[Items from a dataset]
──────────
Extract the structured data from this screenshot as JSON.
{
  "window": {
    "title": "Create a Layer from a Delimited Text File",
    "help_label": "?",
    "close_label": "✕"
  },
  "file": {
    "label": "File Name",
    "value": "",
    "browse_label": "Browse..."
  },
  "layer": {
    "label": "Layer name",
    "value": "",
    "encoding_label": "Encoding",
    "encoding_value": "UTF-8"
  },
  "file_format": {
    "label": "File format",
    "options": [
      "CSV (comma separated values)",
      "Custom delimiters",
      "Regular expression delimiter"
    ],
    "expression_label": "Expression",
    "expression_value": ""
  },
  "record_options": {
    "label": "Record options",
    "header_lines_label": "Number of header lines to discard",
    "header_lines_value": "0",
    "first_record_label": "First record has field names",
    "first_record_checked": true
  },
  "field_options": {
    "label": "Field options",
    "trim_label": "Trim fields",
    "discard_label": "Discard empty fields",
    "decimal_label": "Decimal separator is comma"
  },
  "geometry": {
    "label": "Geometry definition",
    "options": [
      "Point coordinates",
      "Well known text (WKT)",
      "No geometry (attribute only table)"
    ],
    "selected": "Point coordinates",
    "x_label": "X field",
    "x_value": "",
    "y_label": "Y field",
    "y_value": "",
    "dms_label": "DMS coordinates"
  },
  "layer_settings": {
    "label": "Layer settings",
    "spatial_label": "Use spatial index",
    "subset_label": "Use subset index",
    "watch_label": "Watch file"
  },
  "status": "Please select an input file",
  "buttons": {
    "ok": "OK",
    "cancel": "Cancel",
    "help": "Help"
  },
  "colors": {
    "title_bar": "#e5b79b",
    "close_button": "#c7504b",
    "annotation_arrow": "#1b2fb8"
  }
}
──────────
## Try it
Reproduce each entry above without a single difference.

## Task output
Extract the structured data from this screenshot as JSON.
{
  "window": {
    "title": "Create a Layer from a Delimited Text File",
    "help_label": "?",
    "close_label": "✕"
  },
  "file": {
    "label": "File Name",
    "value": "",
    "browse_label": "Browse..."
  },
  "layer": {
    "label": "Layer name",
    "value": "",
    "encoding_label": "Encoding",
    "encoding_value": "UTF-8"
  },
  "file_format": {
    "label": "File format",
    "options": [
      "CSV (comma separated values)",
      "Custom delimiters",
      "Regular expression delimiter"
    ],
    "expression_label": "Expression",
    "expression_value": ""
  },
  "record_options": {
    "label": "Record options",
    "header_lines_label": "Number of header lines to discard",
    "header_lines_value": "0",
    "first_record_label": "First record has field names",
    "first_record_checked": true
  },
  "field_options": {
    "label": "Field options",
    "trim_label": "Trim fields",
    "discard_label": "Discard empty fields",
    "decimal_label": "Decimal separator is comma"
  },
  "geometry": {
    "label": "Geometry definition",
    "options": [
      "Point coordinates",
      "Well known text (WKT)",
      "No geometry (attribute only table)"
    ],
    "selected": "Point coordinates",
    "x_label": "X field",
    "x_value": "",
    "y_label": "Y field",
    "y_value": "",
    "dms_label": "DMS coordinates"
  },
  "layer_settings": {
    "label": "Layer settings",
    "spatial_label": "Use spatial index",
    "subset_label": "Use subset index",
    "watch_label": "Watch file"
  },
  "status": "Please select an input file",
  "buttons": {
    "ok": "OK",
    "cancel": "Cancel",
    "help": "Help"
  },
  "colors": {
    "title_bar": "#e5b79b",
    "close_button": "#c7504b",
    "annotation_arrow": "#1b2fb8"
  }
}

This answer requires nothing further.